Seamus...Mr. Mellow Yellow, I'll have you know is a true gentlelion...he prefers engaging in an afternoon of a pianist swinging up his favourite repetoire and sipping Christmas tea, instead of say...eating someone up for supper. What do you say to that? tee-hee! :-)

suzanabrams said...

Seamus...I also wanted to ask you how is A.S. Byatt's husband like? What kind of a man is it who makes loves to such a brilliant woman? Didn't you wonder about this the whole time? tee-hee! :-)

Shameless said...

Susan, Mr Mellow Yellow, great! :) I will update your listing. And yes, Mr Byatt was also very jolly and friendly, and took a keen interest in all of the writers and talks. A happy couple, it seemed to me. :)

Lee said...

I don't get these festivals. Can you give me three convincing reasons to go them? How about one?

Shameless said...

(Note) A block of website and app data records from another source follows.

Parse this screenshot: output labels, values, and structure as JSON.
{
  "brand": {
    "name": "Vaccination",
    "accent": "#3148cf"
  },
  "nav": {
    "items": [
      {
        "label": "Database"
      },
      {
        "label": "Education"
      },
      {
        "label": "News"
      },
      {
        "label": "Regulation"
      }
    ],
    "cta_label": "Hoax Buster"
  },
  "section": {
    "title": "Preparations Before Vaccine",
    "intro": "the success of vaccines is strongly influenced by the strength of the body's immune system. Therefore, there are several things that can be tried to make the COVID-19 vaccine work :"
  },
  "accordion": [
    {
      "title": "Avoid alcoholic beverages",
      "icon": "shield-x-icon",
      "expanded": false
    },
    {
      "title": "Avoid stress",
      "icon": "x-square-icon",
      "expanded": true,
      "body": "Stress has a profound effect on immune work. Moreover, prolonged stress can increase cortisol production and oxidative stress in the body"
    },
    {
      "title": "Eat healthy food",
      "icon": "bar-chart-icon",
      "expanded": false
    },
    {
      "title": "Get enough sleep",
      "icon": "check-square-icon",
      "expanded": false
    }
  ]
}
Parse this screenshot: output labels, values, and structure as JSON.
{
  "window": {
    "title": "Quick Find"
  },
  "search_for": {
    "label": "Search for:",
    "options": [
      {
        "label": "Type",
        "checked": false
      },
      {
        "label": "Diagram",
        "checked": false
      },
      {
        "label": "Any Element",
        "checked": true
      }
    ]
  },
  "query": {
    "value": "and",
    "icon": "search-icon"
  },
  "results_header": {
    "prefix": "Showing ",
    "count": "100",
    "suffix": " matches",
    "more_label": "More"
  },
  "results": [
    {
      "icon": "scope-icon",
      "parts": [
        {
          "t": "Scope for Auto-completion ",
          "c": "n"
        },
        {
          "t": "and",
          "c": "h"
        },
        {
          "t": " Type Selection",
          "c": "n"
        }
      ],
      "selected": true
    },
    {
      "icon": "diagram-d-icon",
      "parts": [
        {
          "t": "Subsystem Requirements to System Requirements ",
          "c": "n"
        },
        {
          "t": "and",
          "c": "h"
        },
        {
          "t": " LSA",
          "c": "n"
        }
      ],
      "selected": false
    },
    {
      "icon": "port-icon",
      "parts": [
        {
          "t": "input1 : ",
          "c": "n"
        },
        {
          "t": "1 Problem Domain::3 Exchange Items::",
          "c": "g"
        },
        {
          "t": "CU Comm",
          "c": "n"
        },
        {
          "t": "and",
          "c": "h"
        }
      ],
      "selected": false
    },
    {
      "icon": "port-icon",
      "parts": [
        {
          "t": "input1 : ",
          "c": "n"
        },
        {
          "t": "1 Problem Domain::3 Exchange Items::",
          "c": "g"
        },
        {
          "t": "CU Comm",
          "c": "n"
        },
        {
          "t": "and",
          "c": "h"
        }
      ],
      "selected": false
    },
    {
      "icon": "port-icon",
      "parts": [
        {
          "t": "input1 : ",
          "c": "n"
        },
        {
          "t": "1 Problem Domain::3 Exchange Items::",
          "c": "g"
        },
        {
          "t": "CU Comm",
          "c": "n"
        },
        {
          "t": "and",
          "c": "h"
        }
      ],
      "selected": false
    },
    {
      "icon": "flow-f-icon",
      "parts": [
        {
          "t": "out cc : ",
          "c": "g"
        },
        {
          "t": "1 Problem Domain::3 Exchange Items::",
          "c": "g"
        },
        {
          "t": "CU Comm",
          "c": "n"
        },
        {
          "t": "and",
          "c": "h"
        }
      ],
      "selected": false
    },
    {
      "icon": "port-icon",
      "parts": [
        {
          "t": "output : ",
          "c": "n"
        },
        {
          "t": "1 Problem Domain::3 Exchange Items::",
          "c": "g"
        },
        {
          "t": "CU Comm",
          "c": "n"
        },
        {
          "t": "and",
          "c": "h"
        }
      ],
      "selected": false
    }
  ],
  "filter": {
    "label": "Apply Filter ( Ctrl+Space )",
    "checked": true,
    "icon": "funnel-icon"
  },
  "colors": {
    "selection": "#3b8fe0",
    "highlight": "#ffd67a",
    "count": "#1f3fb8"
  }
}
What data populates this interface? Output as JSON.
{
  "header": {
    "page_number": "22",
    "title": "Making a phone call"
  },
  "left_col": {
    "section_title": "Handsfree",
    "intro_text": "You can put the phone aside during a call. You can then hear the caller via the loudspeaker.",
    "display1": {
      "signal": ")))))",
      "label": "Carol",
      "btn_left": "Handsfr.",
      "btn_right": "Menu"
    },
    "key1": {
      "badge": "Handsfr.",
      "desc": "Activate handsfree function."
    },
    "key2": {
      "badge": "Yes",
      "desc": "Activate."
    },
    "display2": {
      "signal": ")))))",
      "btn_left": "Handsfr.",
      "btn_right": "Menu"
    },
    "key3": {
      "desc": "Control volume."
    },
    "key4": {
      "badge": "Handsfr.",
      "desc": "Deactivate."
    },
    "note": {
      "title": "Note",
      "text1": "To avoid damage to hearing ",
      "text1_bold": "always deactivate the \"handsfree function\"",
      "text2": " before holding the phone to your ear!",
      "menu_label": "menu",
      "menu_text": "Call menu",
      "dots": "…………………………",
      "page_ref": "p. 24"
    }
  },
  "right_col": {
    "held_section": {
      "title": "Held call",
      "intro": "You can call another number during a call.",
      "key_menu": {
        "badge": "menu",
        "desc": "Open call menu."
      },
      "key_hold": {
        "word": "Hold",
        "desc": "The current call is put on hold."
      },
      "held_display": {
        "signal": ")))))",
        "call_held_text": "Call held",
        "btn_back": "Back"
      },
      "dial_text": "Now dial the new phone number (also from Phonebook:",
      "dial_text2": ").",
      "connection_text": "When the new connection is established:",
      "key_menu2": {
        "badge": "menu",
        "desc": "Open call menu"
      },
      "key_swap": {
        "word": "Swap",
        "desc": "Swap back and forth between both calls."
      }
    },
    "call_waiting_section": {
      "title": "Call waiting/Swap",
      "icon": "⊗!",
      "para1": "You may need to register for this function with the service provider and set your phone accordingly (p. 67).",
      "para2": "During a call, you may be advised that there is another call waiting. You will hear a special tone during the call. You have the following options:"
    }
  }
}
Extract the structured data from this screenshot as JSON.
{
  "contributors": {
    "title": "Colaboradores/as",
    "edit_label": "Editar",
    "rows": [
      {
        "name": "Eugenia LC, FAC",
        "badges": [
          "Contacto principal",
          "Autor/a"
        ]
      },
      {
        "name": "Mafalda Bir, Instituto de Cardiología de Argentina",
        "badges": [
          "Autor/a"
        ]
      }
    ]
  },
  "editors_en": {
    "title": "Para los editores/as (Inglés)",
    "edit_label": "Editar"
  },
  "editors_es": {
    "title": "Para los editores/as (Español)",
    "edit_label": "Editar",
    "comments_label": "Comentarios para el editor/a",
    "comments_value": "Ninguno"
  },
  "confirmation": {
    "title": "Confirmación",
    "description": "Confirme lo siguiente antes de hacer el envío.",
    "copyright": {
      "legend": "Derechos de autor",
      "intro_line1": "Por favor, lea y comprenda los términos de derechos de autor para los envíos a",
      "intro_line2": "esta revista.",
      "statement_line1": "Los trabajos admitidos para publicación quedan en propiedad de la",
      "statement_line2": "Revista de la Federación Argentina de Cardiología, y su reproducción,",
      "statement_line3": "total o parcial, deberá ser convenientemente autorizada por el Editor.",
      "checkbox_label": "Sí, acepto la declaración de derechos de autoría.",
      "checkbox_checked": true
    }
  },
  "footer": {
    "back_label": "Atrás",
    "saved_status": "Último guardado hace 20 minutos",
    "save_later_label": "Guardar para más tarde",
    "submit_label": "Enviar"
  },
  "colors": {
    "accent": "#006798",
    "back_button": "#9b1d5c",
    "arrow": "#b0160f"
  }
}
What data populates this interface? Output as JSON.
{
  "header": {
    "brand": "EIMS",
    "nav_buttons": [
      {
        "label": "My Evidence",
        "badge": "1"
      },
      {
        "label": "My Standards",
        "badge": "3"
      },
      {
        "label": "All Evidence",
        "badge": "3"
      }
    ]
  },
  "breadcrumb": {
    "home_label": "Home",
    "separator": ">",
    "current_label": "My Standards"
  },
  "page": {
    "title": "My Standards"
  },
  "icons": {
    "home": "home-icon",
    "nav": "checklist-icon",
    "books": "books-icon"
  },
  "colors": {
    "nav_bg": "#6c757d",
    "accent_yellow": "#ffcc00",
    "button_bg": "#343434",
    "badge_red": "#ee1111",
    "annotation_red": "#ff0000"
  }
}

Now, that's a hard one Lee ... as I say, writing fetivals are funny old things, aren't they?

But here are three ...

1) A chance to get a signature in a first edition book which will then sell for huge amounts later on Ebay.

2) Get a photo which can then be put on my blog, not having to worry about copyright. Two publictions have already asked for copies for their sites (the press offices apparently always send out old, glamour shots that everyone has).

3) It's a good chance to ask that one question you always wanted to ask ... so why did you choose the name Cupido Cockroach?

It's also quite nice meeting up with other writers, for peer support and possible supportive friendships.

Gosh that's four reasons, Lee ... but are they convincing? I do miss a good interview with a writer though, a nice one to one where the questions reveal something new about the writer or her/his craft.

Wanderlust Scarlett said...

Hello Shameless,

I love this photo of A.S. Byatt, her smile is charming and her eyes are bottomless and beautiful. I looked closely to see if peering intently could reveal anything in the brilliant mind hidden away behind them, but to no avail.
It must have been wonderful to meet her. I'm glad you did!

Had a laugh at 'I did a bit of book buying while I was there, so obviously some chord was struck.'
as I don't recall ever having gone to a book store... sale... fair... or any other place or event that abounds with novels, without walking out with at least 2 or 3.
Two of my favorite finds are a lovely red leather bound (complete with gold leaf pages) edition of the best works of Alexandre Dumas, and a coveted edition of 'Works of Rudyard Kipling' (this one has ragged edged pages which I love), that was printed 100 years ago, this year.

I very much like your blog, I will be back for visits often.

Thank you!
Scarlett

Litlove said...

I have never been to a literary festival although I am very tempted to go. I'm quite afraid of meeting authors. Years ago I got to meet the author of my dreams, Julian Barnes and I was so starstruck I couldn't think of anything to say to the man. The experience was so humiliating, I've never dared repeat it again!

Shameless said...

Hi Wanderlust,
Yes, there is something interesting in the photo of Byatt ... I've seen other less flattering shots of her, but this one captures something magical. I also love the pic of Wei Wei. I also buy so many books that get added to my long list of "must read".

Hi Litlove,
Lit festivals can be strange creatures ... they can leave us disappointed or enlightened. When our favourite writers turn out to be snotty bores, you wonder whether it's worth bursting the bubble that surrounds their books. On the other hand, I've discovered great books by first meeting and liking the author! :)

Peter said...

Beside the point, perhaps, but I quite liked the photographs that accompany your post. They deserve the name of portraits.
===================
Detectives Beyond Borders
"Because Murder Is More Fun Away From Home"
http://detectivesbeyondborders.blogspot.com/

Shameless said...

Peter,
Hi. Yes, I rather like the shots, which are always to get right at these kinds of events where everything is rushed.